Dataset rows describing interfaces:
|---|
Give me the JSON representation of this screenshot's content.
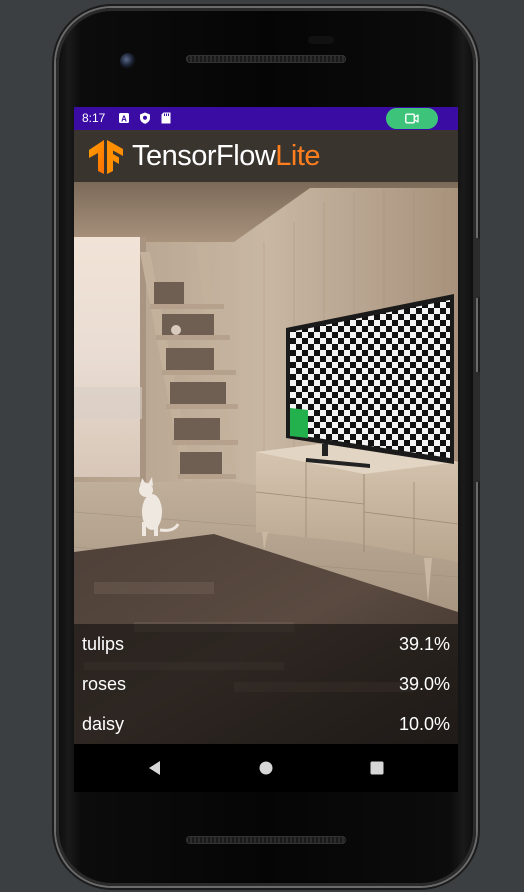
{
  "status_bar": {
    "time": "8:17",
    "icons": [
      "a-notification-icon",
      "shield-icon",
      "sd-card-icon"
    ],
    "camera_indicator": "video-camera-icon",
    "background_color": "#3a0ca3",
    "indicator_color": "#3ec47a"
  },
  "header": {
    "brand_main": "TensorFlow",
    "brand_accent": "Lite",
    "accent_color": "#ff7f1f",
    "logo_icon": "tensorflow-logo-icon"
  },
  "camera_view": {
    "scene": "room with tv and cat"
  },
  "results": [
    {
      "label": "tulips",
      "score": "39.1%"
    },
    {
      "label": "roses",
      "score": "39.0%"
    },
    {
      "label": "daisy",
      "score": "10.0%"
    }
  ],
  "nav": {
    "back_icon": "back-triangle-icon",
    "home_icon": "home-circle-icon",
    "recents_icon": "recents-square-icon"
  }
}
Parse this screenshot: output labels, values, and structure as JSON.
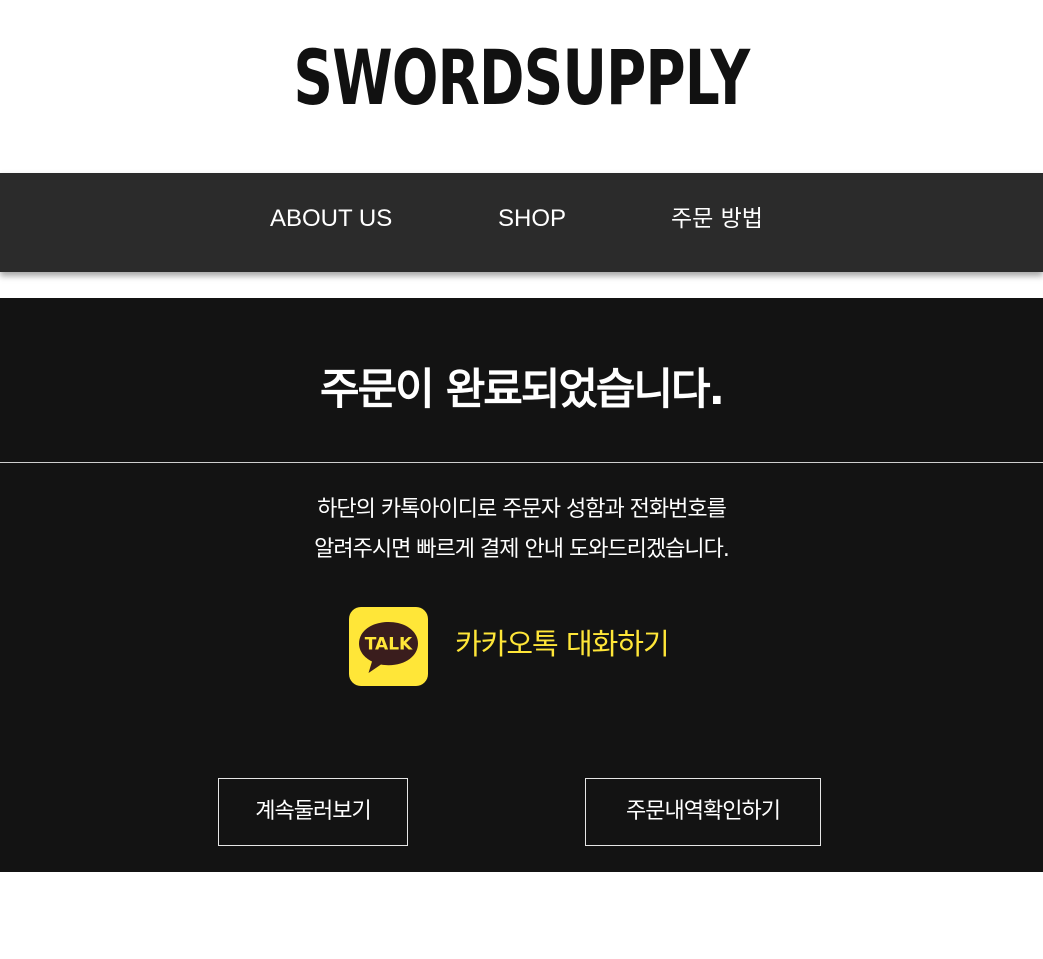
{
  "brand": {
    "logo": "SWORDSUPPLY"
  },
  "nav": {
    "items": [
      {
        "label": "ABOUT US"
      },
      {
        "label": "SHOP"
      },
      {
        "label": "주문 방법"
      }
    ]
  },
  "order_complete": {
    "title": "주문이 완료되었습니다.",
    "description_line1": "하단의 카톡아이디로 주문자 성함과 전화번호를",
    "description_line2": "알려주시면 빠르게 결제 안내 도와드리겠습니다.",
    "kakao": {
      "icon_text": "TALK",
      "label": "카카오톡 대화하기",
      "icon_name": "kakaotalk-icon"
    },
    "buttons": {
      "continue_label": "계속둘러보기",
      "history_label": "주문내역확인하기"
    }
  },
  "colors": {
    "nav_bg": "#2b2b2b",
    "main_bg": "#131313",
    "kakao_yellow": "#ffe638",
    "kakao_brown": "#3a1d1d"
  }
}
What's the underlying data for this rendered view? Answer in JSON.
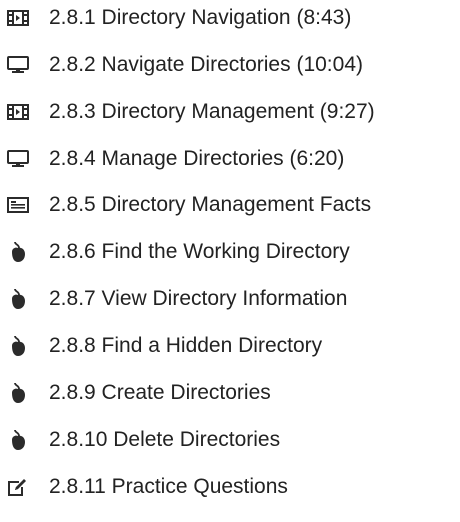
{
  "lesson_items": [
    {
      "label": "2.8.1 Directory Navigation (8:43)",
      "icon": "video-icon"
    },
    {
      "label": "2.8.2 Navigate Directories (10:04)",
      "icon": "demo-monitor-icon"
    },
    {
      "label": "2.8.3 Directory Management (9:27)",
      "icon": "video-icon"
    },
    {
      "label": "2.8.4 Manage Directories (6:20)",
      "icon": "demo-monitor-icon"
    },
    {
      "label": "2.8.5 Directory Management Facts",
      "icon": "facts-document-icon"
    },
    {
      "label": "2.8.6 Find the Working Directory",
      "icon": "lab-mouse-icon"
    },
    {
      "label": "2.8.7 View Directory Information",
      "icon": "lab-mouse-icon"
    },
    {
      "label": "2.8.8 Find a Hidden Directory",
      "icon": "lab-mouse-icon"
    },
    {
      "label": "2.8.9 Create Directories",
      "icon": "lab-mouse-icon"
    },
    {
      "label": "2.8.10 Delete Directories",
      "icon": "lab-mouse-icon"
    },
    {
      "label": "2.8.11 Practice Questions",
      "icon": "quiz-checkbox-icon"
    }
  ],
  "colors": {
    "text": "#222222",
    "icon": "#2b2b2b",
    "background": "#ffffff"
  }
}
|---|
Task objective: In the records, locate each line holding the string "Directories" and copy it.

Final answer:
      "label": "2.8.2 Navigate Directories (10:04)",
      "label": "2.8.4 Manage Directories (6:20)",
      "label": "2.8.9 Create Directories",
      "label": "2.8.10 Delete Directories",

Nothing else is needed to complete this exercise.